AVAILABLE DATA Block Start

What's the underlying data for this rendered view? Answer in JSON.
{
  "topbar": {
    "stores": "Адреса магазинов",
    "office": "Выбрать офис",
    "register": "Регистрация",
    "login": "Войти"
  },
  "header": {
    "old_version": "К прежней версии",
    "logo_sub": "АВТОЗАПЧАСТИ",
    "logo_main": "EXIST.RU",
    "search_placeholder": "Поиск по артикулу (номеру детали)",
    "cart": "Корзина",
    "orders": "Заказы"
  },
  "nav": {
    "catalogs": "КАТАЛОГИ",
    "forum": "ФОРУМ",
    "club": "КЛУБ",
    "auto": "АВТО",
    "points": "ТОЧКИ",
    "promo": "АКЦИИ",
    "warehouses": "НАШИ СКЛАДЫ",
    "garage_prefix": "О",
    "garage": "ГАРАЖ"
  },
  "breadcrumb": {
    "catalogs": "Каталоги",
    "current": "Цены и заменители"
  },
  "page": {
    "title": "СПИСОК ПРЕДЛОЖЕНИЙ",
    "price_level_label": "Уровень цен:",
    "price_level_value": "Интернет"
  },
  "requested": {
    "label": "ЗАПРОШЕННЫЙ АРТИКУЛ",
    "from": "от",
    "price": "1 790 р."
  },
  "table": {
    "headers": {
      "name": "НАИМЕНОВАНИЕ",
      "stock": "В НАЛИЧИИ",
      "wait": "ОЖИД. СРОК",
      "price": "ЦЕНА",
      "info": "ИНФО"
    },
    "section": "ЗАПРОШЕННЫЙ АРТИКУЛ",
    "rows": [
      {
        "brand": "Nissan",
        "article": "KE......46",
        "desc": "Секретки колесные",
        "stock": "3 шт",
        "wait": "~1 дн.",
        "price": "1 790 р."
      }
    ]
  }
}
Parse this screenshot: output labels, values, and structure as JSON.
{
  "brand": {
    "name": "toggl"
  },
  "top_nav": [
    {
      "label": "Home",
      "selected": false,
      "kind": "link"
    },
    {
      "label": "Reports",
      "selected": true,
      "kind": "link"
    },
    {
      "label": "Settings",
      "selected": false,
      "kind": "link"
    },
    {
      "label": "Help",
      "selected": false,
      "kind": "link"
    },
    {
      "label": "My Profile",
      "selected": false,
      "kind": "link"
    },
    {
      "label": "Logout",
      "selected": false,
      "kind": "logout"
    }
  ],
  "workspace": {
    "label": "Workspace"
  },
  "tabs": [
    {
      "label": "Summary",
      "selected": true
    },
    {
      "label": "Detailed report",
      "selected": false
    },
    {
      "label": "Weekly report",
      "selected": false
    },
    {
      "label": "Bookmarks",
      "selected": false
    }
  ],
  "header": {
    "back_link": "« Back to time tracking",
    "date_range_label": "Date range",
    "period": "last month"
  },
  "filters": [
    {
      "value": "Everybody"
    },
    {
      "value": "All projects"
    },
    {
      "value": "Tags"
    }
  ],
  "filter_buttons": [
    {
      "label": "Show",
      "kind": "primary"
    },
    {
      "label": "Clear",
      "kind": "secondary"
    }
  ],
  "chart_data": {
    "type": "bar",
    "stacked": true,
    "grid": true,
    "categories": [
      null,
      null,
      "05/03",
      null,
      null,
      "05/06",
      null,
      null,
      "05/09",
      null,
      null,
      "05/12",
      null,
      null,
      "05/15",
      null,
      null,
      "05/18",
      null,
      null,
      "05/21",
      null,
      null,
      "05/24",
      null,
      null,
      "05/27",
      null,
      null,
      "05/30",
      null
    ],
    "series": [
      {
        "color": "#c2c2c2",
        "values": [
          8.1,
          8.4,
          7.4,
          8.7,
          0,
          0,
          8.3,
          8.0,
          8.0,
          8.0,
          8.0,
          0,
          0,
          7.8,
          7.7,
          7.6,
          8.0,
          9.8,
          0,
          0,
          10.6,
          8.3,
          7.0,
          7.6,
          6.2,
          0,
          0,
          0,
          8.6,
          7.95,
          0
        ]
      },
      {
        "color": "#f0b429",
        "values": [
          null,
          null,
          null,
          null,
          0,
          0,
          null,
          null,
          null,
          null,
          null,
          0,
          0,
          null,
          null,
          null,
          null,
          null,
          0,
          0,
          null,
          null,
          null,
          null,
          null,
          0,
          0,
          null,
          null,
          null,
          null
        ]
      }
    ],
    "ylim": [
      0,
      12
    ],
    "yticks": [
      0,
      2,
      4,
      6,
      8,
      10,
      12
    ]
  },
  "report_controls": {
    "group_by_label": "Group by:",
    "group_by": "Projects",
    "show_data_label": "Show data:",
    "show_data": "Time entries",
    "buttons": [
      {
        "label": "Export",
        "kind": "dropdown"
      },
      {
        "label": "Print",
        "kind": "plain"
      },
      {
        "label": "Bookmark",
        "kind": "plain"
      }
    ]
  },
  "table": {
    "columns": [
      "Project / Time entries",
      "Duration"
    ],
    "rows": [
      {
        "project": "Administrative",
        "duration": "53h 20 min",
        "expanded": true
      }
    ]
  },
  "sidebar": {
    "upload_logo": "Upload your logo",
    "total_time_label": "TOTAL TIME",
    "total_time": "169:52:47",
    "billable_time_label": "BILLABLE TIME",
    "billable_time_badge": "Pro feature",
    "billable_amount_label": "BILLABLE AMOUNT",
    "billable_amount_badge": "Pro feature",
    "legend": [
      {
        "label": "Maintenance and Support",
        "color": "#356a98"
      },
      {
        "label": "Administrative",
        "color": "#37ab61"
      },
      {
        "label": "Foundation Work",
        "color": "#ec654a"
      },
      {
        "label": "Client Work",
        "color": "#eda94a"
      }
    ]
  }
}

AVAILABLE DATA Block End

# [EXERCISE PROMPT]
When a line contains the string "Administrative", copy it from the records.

# [WORKED SOLUTION]
        "project": "Administrative",
        "label": "Administrative",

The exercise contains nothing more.